• **REQUIRED WORK**:
Each of the entries should be output exactly, with nothing left out.

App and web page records
======

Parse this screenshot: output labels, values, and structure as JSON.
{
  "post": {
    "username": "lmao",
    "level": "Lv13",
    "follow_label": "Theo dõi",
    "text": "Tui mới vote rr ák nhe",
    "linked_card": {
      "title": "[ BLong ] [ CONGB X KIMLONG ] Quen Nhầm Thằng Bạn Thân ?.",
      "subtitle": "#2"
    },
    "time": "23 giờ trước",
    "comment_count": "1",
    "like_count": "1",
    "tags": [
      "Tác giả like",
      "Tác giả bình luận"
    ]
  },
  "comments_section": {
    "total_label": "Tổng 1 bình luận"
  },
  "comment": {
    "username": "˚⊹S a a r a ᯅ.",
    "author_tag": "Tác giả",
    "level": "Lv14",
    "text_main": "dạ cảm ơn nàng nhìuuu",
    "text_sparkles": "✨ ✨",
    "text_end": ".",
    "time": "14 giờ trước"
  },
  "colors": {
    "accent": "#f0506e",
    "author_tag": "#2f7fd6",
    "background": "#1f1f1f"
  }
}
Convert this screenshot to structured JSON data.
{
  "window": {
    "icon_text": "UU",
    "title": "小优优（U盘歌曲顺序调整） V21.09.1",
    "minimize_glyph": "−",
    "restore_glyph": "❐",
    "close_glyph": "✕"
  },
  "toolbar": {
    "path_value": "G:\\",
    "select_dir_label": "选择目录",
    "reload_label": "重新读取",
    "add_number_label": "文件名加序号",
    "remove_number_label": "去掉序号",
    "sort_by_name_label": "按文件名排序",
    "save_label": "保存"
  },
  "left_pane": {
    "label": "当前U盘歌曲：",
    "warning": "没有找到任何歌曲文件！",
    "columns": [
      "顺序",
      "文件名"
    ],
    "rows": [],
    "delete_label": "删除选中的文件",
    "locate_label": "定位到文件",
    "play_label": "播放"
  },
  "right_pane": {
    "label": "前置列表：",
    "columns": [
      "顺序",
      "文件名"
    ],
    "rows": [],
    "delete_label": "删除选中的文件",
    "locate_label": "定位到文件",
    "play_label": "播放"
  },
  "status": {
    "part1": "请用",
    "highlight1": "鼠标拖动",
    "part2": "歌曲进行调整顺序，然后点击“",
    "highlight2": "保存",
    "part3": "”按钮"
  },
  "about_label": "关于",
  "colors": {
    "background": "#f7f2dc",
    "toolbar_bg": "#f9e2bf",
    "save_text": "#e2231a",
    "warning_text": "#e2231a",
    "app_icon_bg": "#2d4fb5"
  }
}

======

• **EXERCISE SOLUTION**:
Parse this screenshot: output labels, values, and structure as JSON.
{
  "post": {
    "username": "lmao",
    "level": "Lv13",
    "follow_label": "Theo dõi",
    "text": "Tui mới vote rr ák nhe",
    "linked_card": {
      "title": "[ BLong ] [ CONGB X KIMLONG ] Quen Nhầm Thằng Bạn Thân ?.",
      "subtitle": "#2"
    },
    "time": "23 giờ trước",
    "comment_count": "1",
    "like_count": "1",
    "tags": [
      "Tác giả like",
      "Tác giả bình luận"
    ]
  },
  "comments_section": {
    "total_label": "Tổng 1 bình luận"
  },
  "comment": {
    "username": "˚⊹S a a r a ᯅ.",
    "author_tag": "Tác giả",
    "level": "Lv14",
    "text_main": "dạ cảm ơn nàng nhìuuu",
    "text_sparkles": "✨ ✨",
    "text_end": ".",
    "time": "14 giờ trước"
  },
  "colors": {
    "accent": "#f0506e",
    "author_tag": "#2f7fd6",
    "background": "#1f1f1f"
  }
}
Convert this screenshot to structured JSON data.
{
  "window": {
    "icon_text": "UU",
    "title": "小优优（U盘歌曲顺序调整） V21.09.1",
    "minimize_glyph": "−",
    "restore_glyph": "❐",
    "close_glyph": "✕"
  },
  "toolbar": {
    "path_value": "G:\\",
    "select_dir_label": "选择目录",
    "reload_label": "重新读取",
    "add_number_label": "文件名加序号",
    "remove_number_label": "去掉序号",
    "sort_by_name_label": "按文件名排序",
    "save_label": "保存"
  },
  "left_pane": {
    "label": "当前U盘歌曲：",
    "warning": "没有找到任何歌曲文件！",
    "columns": [
      "顺序",
      "文件名"
    ],
    "rows": [],
    "delete_label": "删除选中的文件",
    "locate_label": "定位到文件",
    "play_label": "播放"
  },
  "right_pane": {
    "label": "前置列表：",
    "columns": [
      "顺序",
      "文件名"
    ],
    "rows": [],
    "delete_label": "删除选中的文件",
    "locate_label": "定位到文件",
    "play_label": "播放"
  },
  "status": {
    "part1": "请用",
    "highlight1": "鼠标拖动",
    "part2": "歌曲进行调整顺序，然后点击“",
    "highlight2": "保存",
    "part3": "”按钮"
  },
  "about_label": "关于",
  "colors": {
    "background": "#f7f2dc",
    "toolbar_bg": "#f9e2bf",
    "save_text": "#e2231a",
    "warning_text": "#e2231a",
    "app_icon_bg": "#2d4fb5"
  }
}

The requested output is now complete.